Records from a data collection
※ ※ ※

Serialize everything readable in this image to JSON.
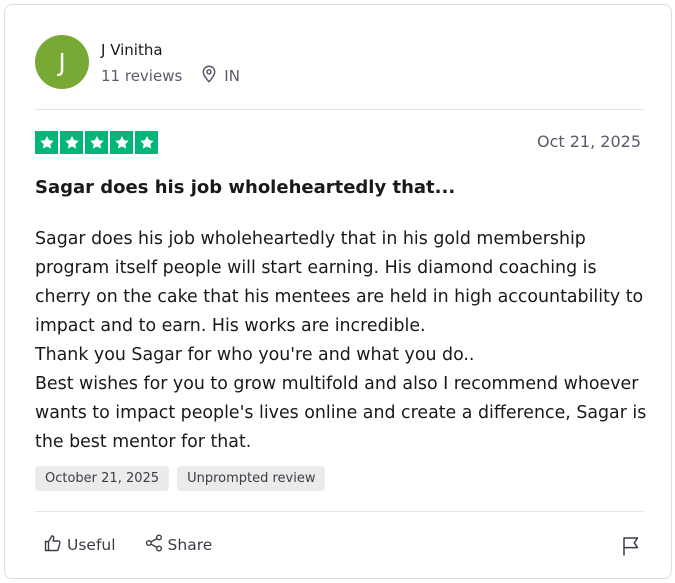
{
  "reviewer": {
    "initial": "J",
    "name": "J Vinitha",
    "reviews_count": "11 reviews",
    "location": "IN",
    "avatar_color": "#78a934",
    "location_icon": "location-pin-icon"
  },
  "review": {
    "rating": 5,
    "rating_max": 5,
    "star_color": "#00b67a",
    "date": "Oct 21, 2025",
    "title": "Sagar does his job wholeheartedly that...",
    "body": "Sagar does his job wholeheartedly that in his gold membership program itself people will start earning. His diamond coaching is cherry on the cake that his mentees are held in high accountability to impact and to earn. His works are incredible.\nThank you Sagar for who you're and what you do..\nBest wishes for you to grow multifold and also I recommend whoever wants to impact people's lives online and create a difference, Sagar is the best mentor for that.",
    "tags": [
      "October 21, 2025",
      "Unprompted review"
    ]
  },
  "actions": {
    "useful_label": "Useful",
    "useful_icon": "thumbs-up-icon",
    "share_label": "Share",
    "share_icon": "share-icon",
    "report_icon": "flag-icon"
  }
}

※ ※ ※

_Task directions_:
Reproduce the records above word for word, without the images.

_Solution to this problem_:
Serialize everything readable in this image to JSON.
{
  "reviewer": {
    "initial": "J",
    "name": "J Vinitha",
    "reviews_count": "11 reviews",
    "location": "IN",
    "avatar_color": "#78a934",
    "location_icon": "location-pin-icon"
  },
  "review": {
    "rating": 5,
    "rating_max": 5,
    "star_color": "#00b67a",
    "date": "Oct 21, 2025",
    "title": "Sagar does his job wholeheartedly that...",
    "body": "Sagar does his job wholeheartedly that in his gold membership program itself people will start earning. His diamond coaching is cherry on the cake that his mentees are held in high accountability to impact and to earn. His works are incredible.\nThank you Sagar for who you're and what you do..\nBest wishes for you to grow multifold and also I recommend whoever wants to impact people's lives online and create a difference, Sagar is the best mentor for that.",
    "tags": [
      "October 21, 2025",
      "Unprompted review"
    ]
  },
  "actions": {
    "useful_label": "Useful",
    "useful_icon": "thumbs-up-icon",
    "share_label": "Share",
    "share_icon": "share-icon",
    "report_icon": "flag-icon"
  }
}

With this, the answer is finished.